The building used by the School is still in existence at 232 Centre Street. The building, which is owned by the Epiphany School, was the subject of a petition to the Boston Landmarks Commission for Landmark status. The Epiphany School now plans to preserve the building and has been building new facilities on the property to accommodate their expansion. In 2015, Joe Bagley, the city’s archaeologist recovered 17,723 historic artifacts from the site, many of which can be viewed in the website created by the graduate students.
The website is engaging and easy to use. It includes the stories of some of the girls who attended and some of the women who were involved with the school. A suggestion to include in the website a list of all the girls who are known to have attended the school was met with general approval. Including all the names, even when no information has yet been discovered about some of the, may invite others to contribute comments about some of these yet-to-be researched girls.
In one sense it is remarkable that the graduate students were able to find so much information about some of the students and staff. The girls were mostly from the lower-income level of society and were not the kinds of people who leave a lot of records behind. The frustration that the researchers felt when their research turned up very little about some of the people was heartfelt. Although their class project is over, it is easy to believe that some of these students will continue to be ever watchful for more evidence about the lives of their chosen subjects. So we may learn more as time goes on.
The stories of the women and girls are engaging. There are a good many images of artifacts from the archaeological dig and from the lives of the people. One additional feature is a list of resources consulted for each person for whom research was done. This is a great example of how we should all document our genealogical research.
The following is from the entry for Mary Parkman written by Caroline Littlewood, an entry within the website:
Mary Eliot (Dwight) Parkman served as President of the Industrial School for Girls from 1860 to 1862. Born January 23, 1821, Mary was the daughter of industrial pioneer and education reformer Edmund Dwight, and the granddaughter of shipping millionaire Samuel Eliot through her mother, Mary Harrison Eliot Dwight. She spent her early years in Boston and Chicopee, Massachusetts balancing the care of her younger sisters and chronically ill mother, the social responsibilities of the Boston elite, and a rigorous education in the humanities.
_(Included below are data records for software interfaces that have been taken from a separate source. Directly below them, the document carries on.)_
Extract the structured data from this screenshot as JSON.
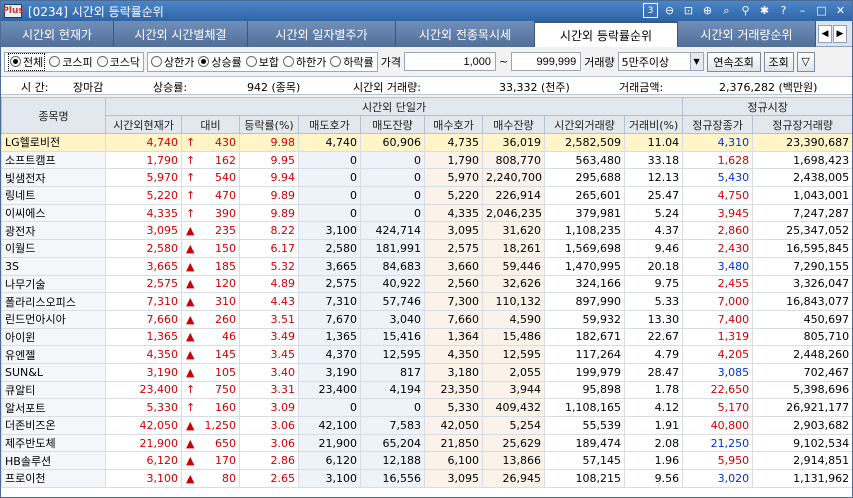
{
  "window": {
    "logo": "Plus",
    "title": "[0234] 시간외 등락률순위",
    "screen_no": "3"
  },
  "tabs": [
    {
      "label": "시간외 현재가",
      "active": false
    },
    {
      "label": "시간외 시간별체결",
      "active": false
    },
    {
      "label": "시간외 일자별주가",
      "active": false
    },
    {
      "label": "시간외 전종목시세",
      "active": false
    },
    {
      "label": "시간외 등락률순위",
      "active": true
    },
    {
      "label": "시간외 거래량순위",
      "active": false
    }
  ],
  "filters": {
    "market": [
      {
        "label": "전체",
        "checked": true
      },
      {
        "label": "코스피",
        "checked": false
      },
      {
        "label": "코스닥",
        "checked": false
      }
    ],
    "direction": [
      {
        "label": "상한가",
        "checked": false
      },
      {
        "label": "상승률",
        "checked": true
      },
      {
        "label": "보합",
        "checked": false
      },
      {
        "label": "하한가",
        "checked": false
      },
      {
        "label": "하락률",
        "checked": false
      }
    ],
    "price_label": "가격",
    "price_from": "1,000",
    "price_sep": "~",
    "price_to": "999,999",
    "volume_label": "거래량",
    "volume_value": "5만주이상",
    "continuous_btn": "연속조회",
    "query_btn": "조회"
  },
  "info": {
    "time_label": "시   간:",
    "time_value": "장마감",
    "rise_label": "상승률:",
    "rise_value": "942 (종목)",
    "vol_label": "시간외 거래량:",
    "vol_value": "33,332 (천주)",
    "amt_label": "거래금액:",
    "amt_value": "2,376,282 (백만원)"
  },
  "table": {
    "group_headers": {
      "single": "시간외 단일가",
      "regular": "정규시장"
    },
    "headers": [
      "종목명",
      "시간외현재가",
      "대비",
      "등락률(%)",
      "매도호가",
      "매도잔량",
      "매수호가",
      "매수잔량",
      "시간외거래량",
      "거래비(%)",
      "정규장종가",
      "정규장거래량"
    ],
    "rows": [
      {
        "name": "LG헬로비전",
        "price": "4,740",
        "arrow": "↑",
        "diff": "430",
        "rate": "9.98",
        "ask": "4,740",
        "ask_qty": "60,906",
        "bid": "4,735",
        "bid_qty": "36,019",
        "vol": "2,582,509",
        "ratio": "11.04",
        "close": "4,310",
        "close_color": "blue",
        "reg_vol": "23,390,687"
      },
      {
        "name": "소프트캠프",
        "price": "1,790",
        "arrow": "↑",
        "diff": "162",
        "rate": "9.95",
        "ask": "0",
        "ask_qty": "0",
        "bid": "1,790",
        "bid_qty": "808,770",
        "vol": "563,480",
        "ratio": "33.18",
        "close": "1,628",
        "close_color": "red",
        "reg_vol": "1,698,423"
      },
      {
        "name": "빛샘전자",
        "price": "5,970",
        "arrow": "↑",
        "diff": "540",
        "rate": "9.94",
        "ask": "0",
        "ask_qty": "0",
        "bid": "5,970",
        "bid_qty": "2,240,700",
        "vol": "295,688",
        "ratio": "12.13",
        "close": "5,430",
        "close_color": "blue",
        "reg_vol": "2,438,005"
      },
      {
        "name": "링네트",
        "price": "5,220",
        "arrow": "↑",
        "diff": "470",
        "rate": "9.89",
        "ask": "0",
        "ask_qty": "0",
        "bid": "5,220",
        "bid_qty": "226,914",
        "vol": "265,601",
        "ratio": "25.47",
        "close": "4,750",
        "close_color": "red",
        "reg_vol": "1,043,001"
      },
      {
        "name": "이씨에스",
        "price": "4,335",
        "arrow": "↑",
        "diff": "390",
        "rate": "9.89",
        "ask": "0",
        "ask_qty": "0",
        "bid": "4,335",
        "bid_qty": "2,046,235",
        "vol": "379,981",
        "ratio": "5.24",
        "close": "3,945",
        "close_color": "red",
        "reg_vol": "7,247,287"
      },
      {
        "name": "광전자",
        "price": "3,095",
        "arrow": "▲",
        "diff": "235",
        "rate": "8.22",
        "ask": "3,100",
        "ask_qty": "424,714",
        "bid": "3,095",
        "bid_qty": "31,620",
        "vol": "1,108,235",
        "ratio": "4.37",
        "close": "2,860",
        "close_color": "red",
        "reg_vol": "25,347,052"
      },
      {
        "name": "이월드",
        "price": "2,580",
        "arrow": "▲",
        "diff": "150",
        "rate": "6.17",
        "ask": "2,580",
        "ask_qty": "181,991",
        "bid": "2,575",
        "bid_qty": "18,261",
        "vol": "1,569,698",
        "ratio": "9.46",
        "close": "2,430",
        "close_color": "red",
        "reg_vol": "16,595,845"
      },
      {
        "name": "3S",
        "price": "3,665",
        "arrow": "▲",
        "diff": "185",
        "rate": "5.32",
        "ask": "3,665",
        "ask_qty": "84,683",
        "bid": "3,660",
        "bid_qty": "59,446",
        "vol": "1,470,995",
        "ratio": "20.18",
        "close": "3,480",
        "close_color": "blue",
        "reg_vol": "7,290,155"
      },
      {
        "name": "나무기술",
        "price": "2,575",
        "arrow": "▲",
        "diff": "120",
        "rate": "4.89",
        "ask": "2,575",
        "ask_qty": "40,922",
        "bid": "2,560",
        "bid_qty": "32,626",
        "vol": "324,166",
        "ratio": "9.75",
        "close": "2,455",
        "close_color": "red",
        "reg_vol": "3,326,047"
      },
      {
        "name": "폴라리스오피스",
        "price": "7,310",
        "arrow": "▲",
        "diff": "310",
        "rate": "4.43",
        "ask": "7,310",
        "ask_qty": "57,746",
        "bid": "7,300",
        "bid_qty": "110,132",
        "vol": "897,990",
        "ratio": "5.33",
        "close": "7,000",
        "close_color": "red",
        "reg_vol": "16,843,077"
      },
      {
        "name": "린드먼아시아",
        "price": "7,660",
        "arrow": "▲",
        "diff": "260",
        "rate": "3.51",
        "ask": "7,670",
        "ask_qty": "3,040",
        "bid": "7,660",
        "bid_qty": "4,590",
        "vol": "59,932",
        "ratio": "13.30",
        "close": "7,400",
        "close_color": "red",
        "reg_vol": "450,697"
      },
      {
        "name": "아이윈",
        "price": "1,365",
        "arrow": "▲",
        "diff": "46",
        "rate": "3.49",
        "ask": "1,365",
        "ask_qty": "15,416",
        "bid": "1,364",
        "bid_qty": "15,486",
        "vol": "182,671",
        "ratio": "22.67",
        "close": "1,319",
        "close_color": "red",
        "reg_vol": "805,710"
      },
      {
        "name": "유엔젤",
        "price": "4,350",
        "arrow": "▲",
        "diff": "145",
        "rate": "3.45",
        "ask": "4,370",
        "ask_qty": "12,595",
        "bid": "4,350",
        "bid_qty": "12,595",
        "vol": "117,264",
        "ratio": "4.79",
        "close": "4,205",
        "close_color": "red",
        "reg_vol": "2,448,260"
      },
      {
        "name": "SUN&L",
        "price": "3,190",
        "arrow": "▲",
        "diff": "105",
        "rate": "3.40",
        "ask": "3,190",
        "ask_qty": "817",
        "bid": "3,180",
        "bid_qty": "2,055",
        "vol": "199,979",
        "ratio": "28.47",
        "close": "3,085",
        "close_color": "blue",
        "reg_vol": "702,467"
      },
      {
        "name": "큐알티",
        "price": "23,400",
        "arrow": "↑",
        "diff": "750",
        "rate": "3.31",
        "ask": "23,400",
        "ask_qty": "4,194",
        "bid": "23,350",
        "bid_qty": "3,944",
        "vol": "95,898",
        "ratio": "1.78",
        "close": "22,650",
        "close_color": "red",
        "reg_vol": "5,398,696"
      },
      {
        "name": "알서포트",
        "price": "5,330",
        "arrow": "↑",
        "diff": "160",
        "rate": "3.09",
        "ask": "0",
        "ask_qty": "0",
        "bid": "5,330",
        "bid_qty": "409,432",
        "vol": "1,108,165",
        "ratio": "4.12",
        "close": "5,170",
        "close_color": "red",
        "reg_vol": "26,921,177"
      },
      {
        "name": "더존비즈온",
        "price": "42,050",
        "arrow": "▲",
        "diff": "1,250",
        "rate": "3.06",
        "ask": "42,100",
        "ask_qty": "7,583",
        "bid": "42,050",
        "bid_qty": "5,254",
        "vol": "55,539",
        "ratio": "1.91",
        "close": "40,800",
        "close_color": "red",
        "reg_vol": "2,903,682"
      },
      {
        "name": "제주반도체",
        "price": "21,900",
        "arrow": "▲",
        "diff": "650",
        "rate": "3.06",
        "ask": "21,900",
        "ask_qty": "65,204",
        "bid": "21,850",
        "bid_qty": "25,629",
        "vol": "189,474",
        "ratio": "2.08",
        "close": "21,250",
        "close_color": "blue",
        "reg_vol": "9,102,534"
      },
      {
        "name": "HB솔루션",
        "price": "6,120",
        "arrow": "▲",
        "diff": "170",
        "rate": "2.86",
        "ask": "6,120",
        "ask_qty": "12,188",
        "bid": "6,100",
        "bid_qty": "13,866",
        "vol": "57,145",
        "ratio": "1.96",
        "close": "5,950",
        "close_color": "red",
        "reg_vol": "2,914,851"
      },
      {
        "name": "프로이천",
        "price": "3,100",
        "arrow": "▲",
        "diff": "80",
        "rate": "2.65",
        "ask": "3,100",
        "ask_qty": "16,556",
        "bid": "3,095",
        "bid_qty": "26,945",
        "vol": "108,215",
        "ratio": "9.56",
        "close": "3,020",
        "close_color": "blue",
        "reg_vol": "1,131,962"
      }
    ]
  },
  "colors": {
    "up": "#d00000",
    "down": "#0033cc",
    "highlight": "#fff5c8",
    "name_brown": "#8b3a1e"
  }
}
These experiences fed her interest in health and sanitation reform and prepared her for a life of leadership.
To see more of her story, visit the website. You can leave comments on the website as well.